I am constantly railing against what I call "The Big Myth," the false dogma that Big Business simply wants to be left alone by government, and that Big Government serves the role of constraining Big Business. Matt Yglesias, a liberal blogger for the Center for American Progress, tried pretty hard in a blog post yesterday to salvage that myth yesterday in a blog post that has an odd "I want to believe" tone.
In a later post, I'll address Yglesias's specific points, but for now I want to address his thesis. Referring to Obama's health-care overhaul, the blogger writes:
But the simple fact of the matter is that corporate America is doing what it usually does—attacking progressive legislation, and promoting obstruction by conservative politicians.

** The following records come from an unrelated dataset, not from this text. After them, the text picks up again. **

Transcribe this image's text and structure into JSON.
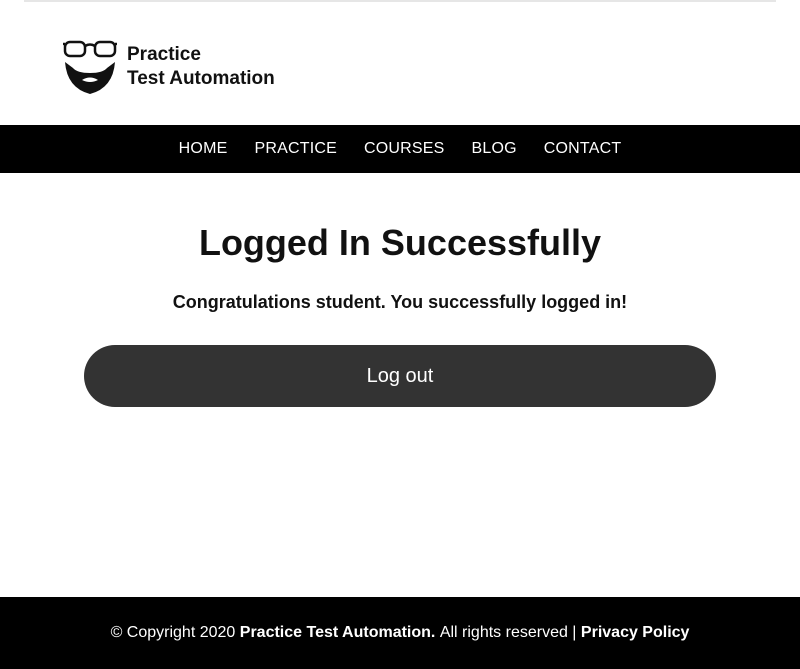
{
  "brand": {
    "line1": "Practice",
    "line2": "Test Automation",
    "logo_icon": "glasses-beard-logo-icon"
  },
  "nav": {
    "items": [
      {
        "label": "HOME"
      },
      {
        "label": "PRACTICE"
      },
      {
        "label": "COURSES"
      },
      {
        "label": "BLOG"
      },
      {
        "label": "CONTACT"
      }
    ]
  },
  "main": {
    "title": "Logged In Successfully",
    "message": "Congratulations student. You successfully logged in!",
    "logout_label": "Log out"
  },
  "footer": {
    "copyright_prefix": "© Copyright 2020",
    "company": "Practice Test Automation.",
    "rights": "All rights reserved |",
    "privacy_label": "Privacy Policy"
  },
  "colors": {
    "nav_bg": "#000000",
    "footer_bg": "#000000",
    "button_bg": "#333333",
    "text": "#111111"
  }
}
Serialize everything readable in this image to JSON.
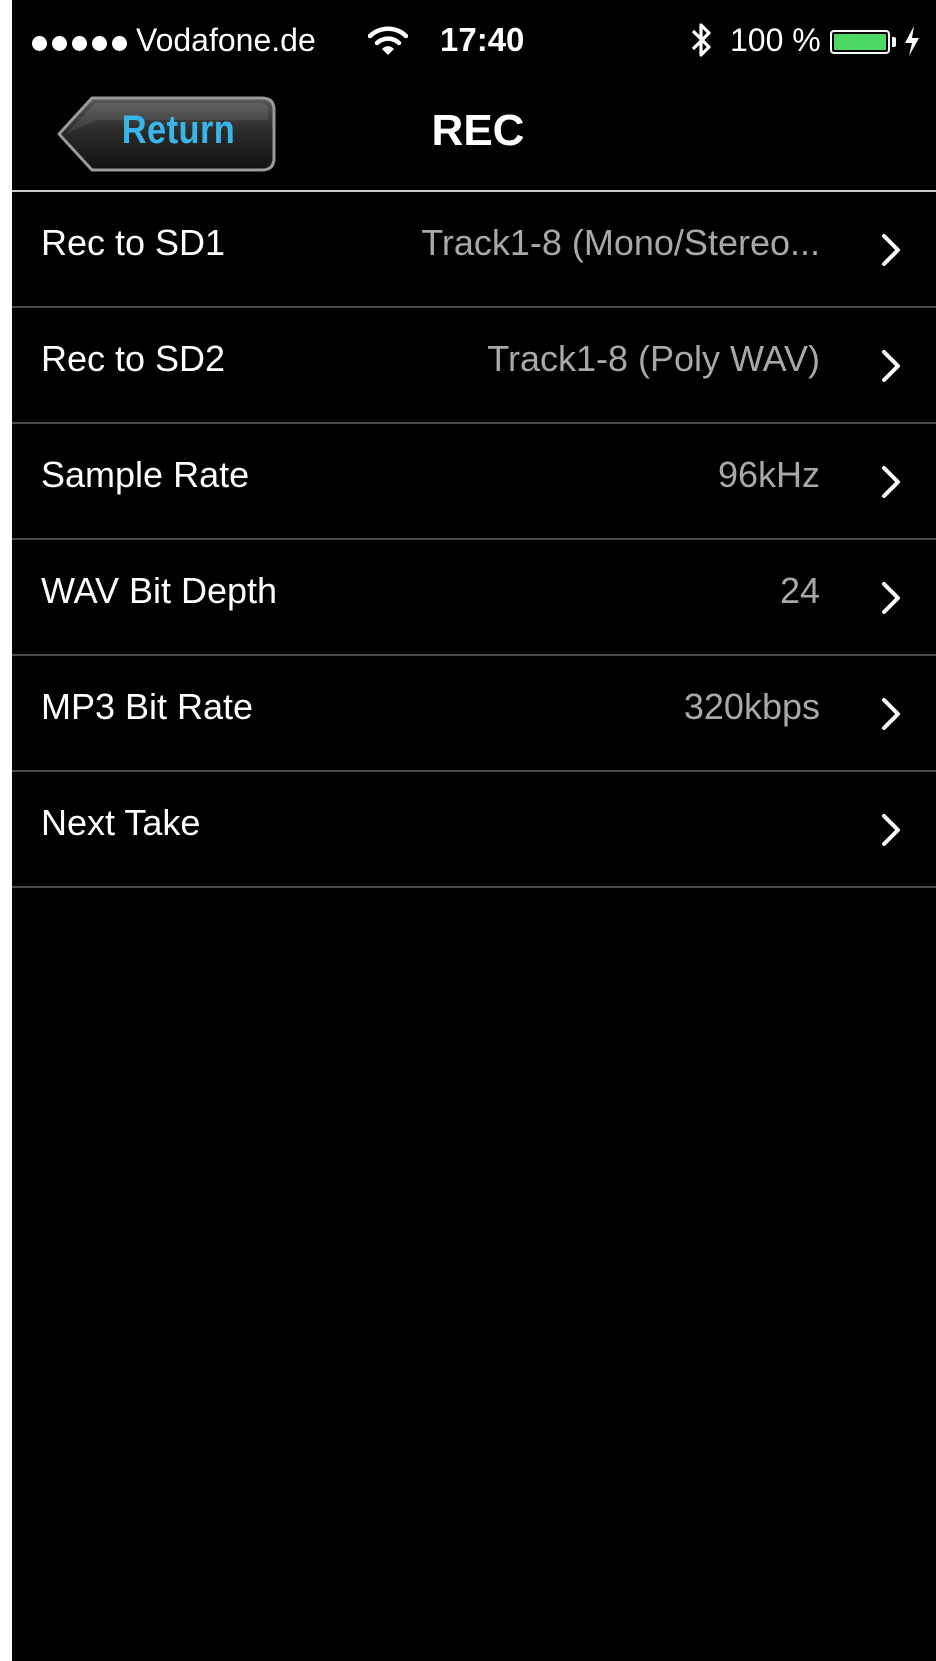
{
  "status_bar": {
    "carrier": "Vodafone.de",
    "time": "17:40",
    "battery_percent": "100 %",
    "battery_level": 1.0,
    "battery_color": "#4cd964",
    "signal_bars": 5,
    "icons": [
      "wifi-icon",
      "bluetooth-icon",
      "battery-icon",
      "charging-icon"
    ]
  },
  "nav": {
    "back_label": "Return",
    "back_label_color": "#38b6ea",
    "title": "REC"
  },
  "settings": [
    {
      "label": "Rec to SD1",
      "value": "Track1-8 (Mono/Stereo..."
    },
    {
      "label": "Rec to SD2",
      "value": "Track1-8 (Poly WAV)"
    },
    {
      "label": "Sample Rate",
      "value": "96kHz"
    },
    {
      "label": "WAV Bit Depth",
      "value": "24"
    },
    {
      "label": "MP3 Bit Rate",
      "value": "320kbps"
    },
    {
      "label": "Next Take",
      "value": ""
    }
  ]
}
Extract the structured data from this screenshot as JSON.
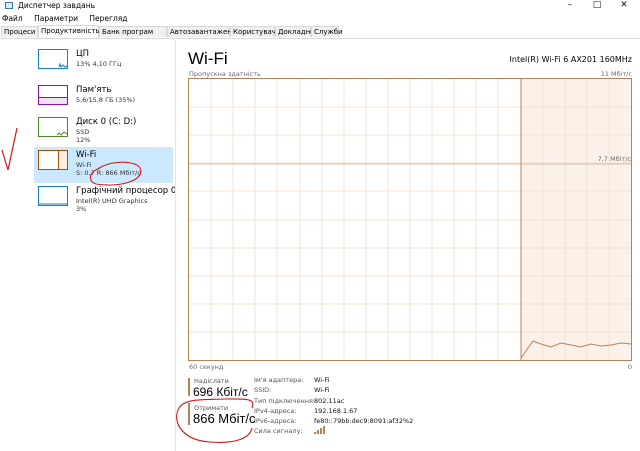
{
  "window": {
    "title": "Диспетчер завдань",
    "controls": [
      "–",
      "□",
      "✕"
    ]
  },
  "menu": [
    "Файл",
    "Параметри",
    "Перегляд"
  ],
  "tabs": [
    {
      "label": "Процеси",
      "active": false
    },
    {
      "label": "Продуктивність",
      "active": true
    },
    {
      "label": "Банк програм",
      "active": false
    },
    {
      "label": "Автозавантаження",
      "active": false
    },
    {
      "label": "Користувачі",
      "active": false
    },
    {
      "label": "Докладно",
      "active": false
    },
    {
      "label": "Служби",
      "active": false
    }
  ],
  "sidebar": {
    "items": [
      {
        "name": "ЦП",
        "lines": [
          "13% 4,10 ГГц"
        ],
        "color": "#1a7fc1",
        "active": false
      },
      {
        "name": "Пам'ять",
        "lines": [
          "5,6/15,8 ГБ (35%)"
        ],
        "color": "#8b12ae",
        "active": false
      },
      {
        "name": "Диск 0 (C: D:)",
        "lines": [
          "SSD",
          "12%"
        ],
        "color": "#4d8a24",
        "active": false
      },
      {
        "name": "Wi-Fi",
        "lines": [
          "Wi-Fi",
          "S: 0,7 R: 866 Мбіт/с"
        ],
        "color": "#a74f01",
        "active": true
      },
      {
        "name": "Графічний процесор 0",
        "lines": [
          "Intel(R) UHD Graphics",
          "3%"
        ],
        "color": "#1a7fc1",
        "active": false
      }
    ]
  },
  "main": {
    "title": "Wi-Fi",
    "adapter": "Intel(R) Wi-Fi 6 AX201 160MHz",
    "graph": {
      "label_throughput": "Пропускна здатність",
      "max_label": "11 Мбіт/с",
      "mid_label": "7,7 Мбіт/с",
      "time_label": "60 секунд",
      "zero_label": "0",
      "line_color": "#a74f01",
      "grid_color": "#f2e4d6"
    },
    "send": {
      "label": "Надіслати",
      "value": "696 Кбіт/с"
    },
    "receive": {
      "label": "Отримати",
      "value": "866 Мбіт/с"
    },
    "details": [
      {
        "key": "Ім'я адаптера:",
        "value": "Wi-Fi"
      },
      {
        "key": "SSID:",
        "value": "Wi-Fi"
      },
      {
        "key": "Тип підключення:",
        "value": "802.11ac"
      },
      {
        "key": "IPv4-адреса:",
        "value": "192.168.1.67"
      },
      {
        "key": "IPv6-адреса:",
        "value": "fe80::79bb:dec9:8091:af32%2"
      },
      {
        "key": "Сила сигналу:",
        "value": ""
      }
    ],
    "signal_strength_bars": 4
  }
}
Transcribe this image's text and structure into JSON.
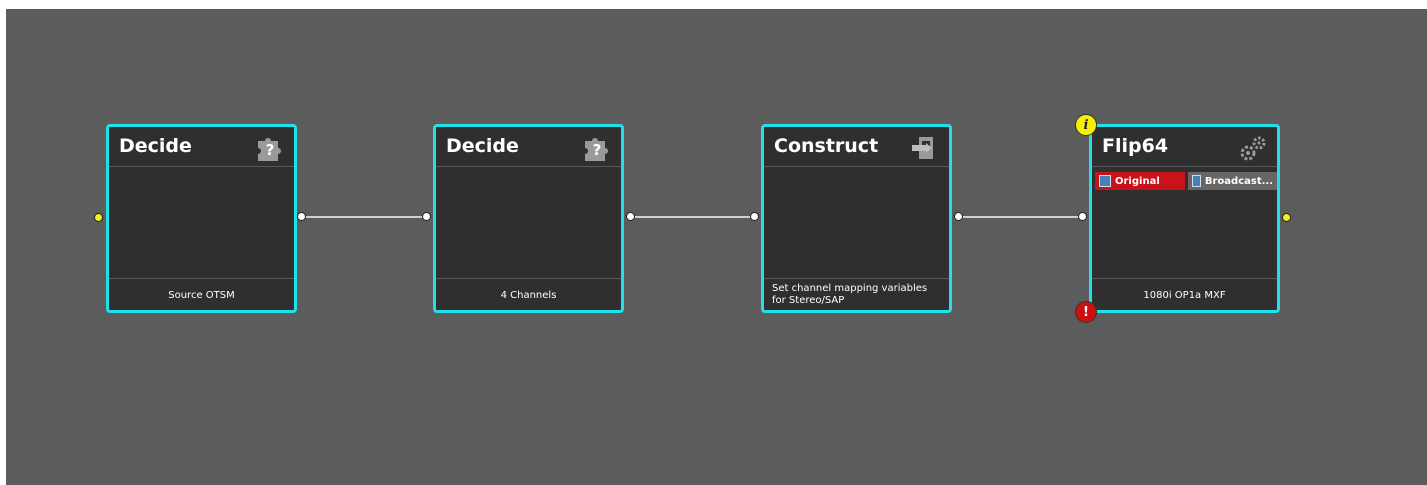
{
  "canvas": {
    "background": "#5c5c5c",
    "node_border": "#21e0e8"
  },
  "nodes": [
    {
      "title": "Decide",
      "icon": "puzzle-question-icon",
      "footer": "Source OTSM"
    },
    {
      "title": "Decide",
      "icon": "puzzle-question-icon",
      "footer": "4 Channels"
    },
    {
      "title": "Construct",
      "icon": "construct-icon",
      "footer": "Set channel mapping variables for Stereo/SAP"
    },
    {
      "title": "Flip64",
      "icon": "gears-icon",
      "footer": "1080i OP1a MXF",
      "tags": [
        {
          "label": "Original",
          "color": "#c8131a"
        },
        {
          "label": "Broadcast...",
          "color": "#666666"
        }
      ],
      "info_badge": "i",
      "error_badge": "!"
    }
  ]
}
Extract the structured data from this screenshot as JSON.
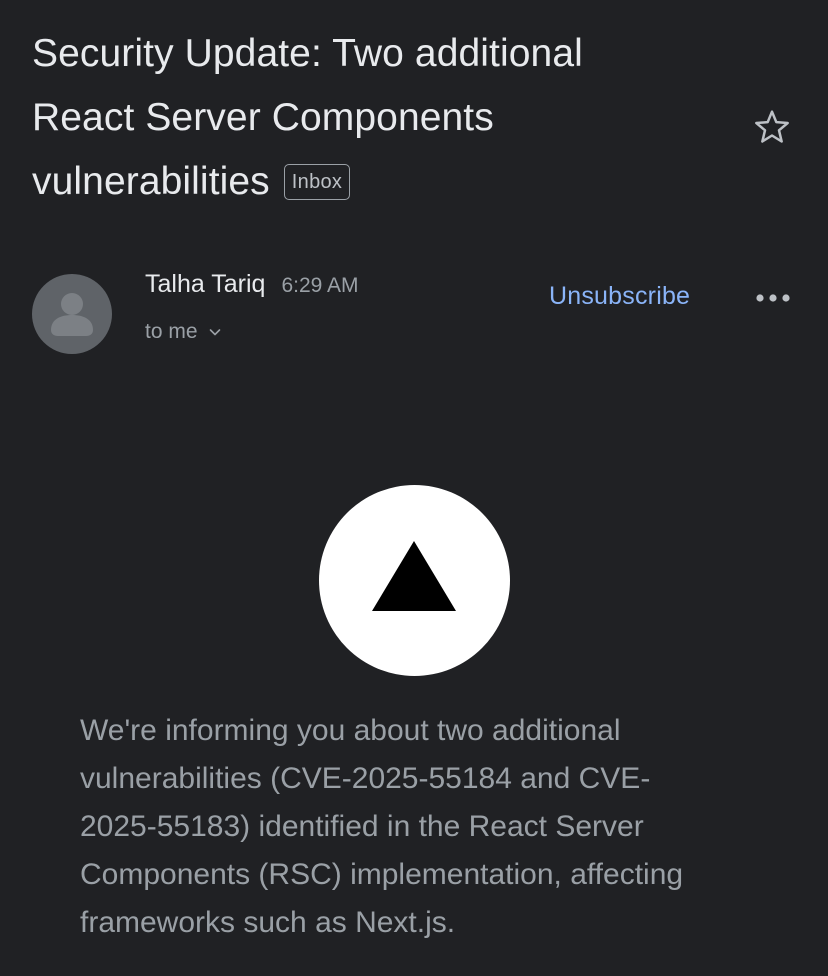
{
  "email": {
    "subject_lines": [
      "Security Update: Two additional",
      "React Server Components",
      "vulnerabilities"
    ],
    "label": "Inbox",
    "sender": "Talha Tariq",
    "time": "6:29 AM",
    "recipient": "to me",
    "unsubscribe_label": "Unsubscribe",
    "body_lines": [
      "We're informing you about two additional",
      "vulnerabilities (CVE-2025-55184 and CVE-",
      "2025-55183) identified in the React Server",
      "Components (RSC) implementation, affecting",
      "frameworks such as Next.js."
    ]
  },
  "icons": {
    "star": "star-outline-icon",
    "more": "more-horizontal-icon",
    "avatar": "default-avatar-icon",
    "logo": "vercel-triangle-logo",
    "chevron": "chevron-down-icon"
  },
  "colors": {
    "background": "#202124",
    "text_primary": "#e8eaed",
    "text_secondary": "#9aa0a6",
    "link": "#8ab4f8",
    "avatar_bg": "#5f6368"
  }
}
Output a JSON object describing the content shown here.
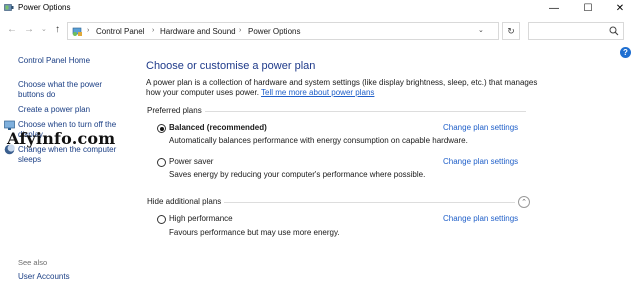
{
  "window": {
    "title": "Power Options",
    "minimize_glyph": "—",
    "maximize_glyph": "☐",
    "close_glyph": "✕"
  },
  "nav": {
    "back_glyph": "←",
    "forward_glyph": "→",
    "recent_glyph": "⌄",
    "up_glyph": "↑",
    "refresh_glyph": "↻",
    "dropdown_glyph": "⌄"
  },
  "breadcrumb": {
    "separator": "›",
    "items": [
      "Control Panel",
      "Hardware and Sound",
      "Power Options"
    ]
  },
  "search": {
    "placeholder": ""
  },
  "help": {
    "glyph": "?"
  },
  "sidebar": {
    "home": "Control Panel Home",
    "links": [
      "Choose what the power buttons do",
      "Create a power plan",
      "Choose when to turn off the display",
      "Change when the computer sleeps"
    ],
    "see_also_label": "See also",
    "see_also_links": [
      "User Accounts"
    ]
  },
  "watermark": "Afyinfo.com",
  "main": {
    "title": "Choose or customise a power plan",
    "intro": "A power plan is a collection of hardware and system settings (like display brightness, sleep, etc.) that manages how your computer uses power.",
    "intro_link": "Tell me more about power plans",
    "preferred_label": "Preferred plans",
    "hide_label": "Hide additional plans",
    "collapse_glyph": "⌃",
    "change_label": "Change plan settings",
    "plans": [
      {
        "name": "Balanced (recommended)",
        "desc": "Automatically balances performance with energy consumption on capable hardware.",
        "selected": true
      },
      {
        "name": "Power saver",
        "desc": "Saves energy by reducing your computer's performance where possible.",
        "selected": false
      },
      {
        "name": "High performance",
        "desc": "Favours performance but may use more energy.",
        "selected": false
      }
    ]
  },
  "colors": {
    "link": "#1f5fc9",
    "title": "#1e3a8a",
    "sidebar_link": "#1a3e84",
    "help": "#1f6fd1"
  }
}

I'll admit it's a bit hard to argue with Yglesias because of his tendency of leaning almost exclusively on loaded but undefined terms such as "progressive," "conservative," "corporate America," and -- this one Yglesias repeats so much, with so little content, it's almost his mantra -- "reform." So you have to do some mind-reading when dealing with this guy. Let's assume that by "progressive," he means "Big Government policies Obama has supported."
By this definition Yglesias's thesis falls apart. What are the biggest legislative issues of the last year or so? By my count, the top five would be the Wall Street bailout, the Detroit bailout, the stimulus, cap-and-trade, and health care. On Wall Street, Detroit, and the stimulus, Obama's Big Government side had the backing of the affected industries as well as the Chamber of Commerce. On cap-and-trade and health care, "corporate America" has been split.
Many industry giants including Duke Energy, Alcoa, Chrysler, Caterpillar, Conoco Phillips, Dow Chemical, DuPont, Ford Motor, General Electric, General Motors, Johnson & Johnson, PepsiCo, and Shell are members of the U.S. Climate Action Partnership, the lobbying group that has crafted the cap-and-trade legislation currently on Capitol Hill. Yes, the Chamber and Exxon are against cap-and-trade, but with the above big boys and Goldman Sachs on Obama's Big Government side, the situation is hardly one of "corporate America ... attacking prorgessive legislation."
Health-care is far more complex, but Yglesias's blog post unfortunately glosses over that complexity by leaning so heavily on the undefined word "reform." Still, it's startling to hear this "industry-always-battles-progressives," talk from the liberal blogger who so proudly touted his "progressive" employer's deal with Wal-Mart -- the nation's largest private employer -- to lobby for a federal mandate that all employers provide health insurance. While Yglesias tried to paint this Wal-Mart-CAP alliance as an anomaly, he did note, "the willingness of much of the business community to break with Chamber ideology on Waxman-Markey and now on health care."
Let me add these data points to poke further holes in the Big Myth Yglesias is peddling here Barney Frank scored higher on the Chamber's score card than did Ron Paul. The tobacco regulation bill Obama signed was partly written by Philip Morris, and the toy safety bill he supported was the fruit of Mattel's 2007-08 full-court lobbying press. Cash-for-Clunkers also provided an industry-Obama alliance.
At the time of the Yglesias-Wal-Mart alliance, I wrote:
The notion that Big Business has long been reflexively anti-government is a myth, and Yglesias repeats it here in order to pat his boss John Podesta (whose brother lobbies for the U.S. Chamber of Commerce, and whose sister-in-law lobbies for Boeing, Cigna, and dozens of other megacorps,) and the President (who received more money than anyone else from Wall Street, and frankly every industry but insurance) on the back for "change."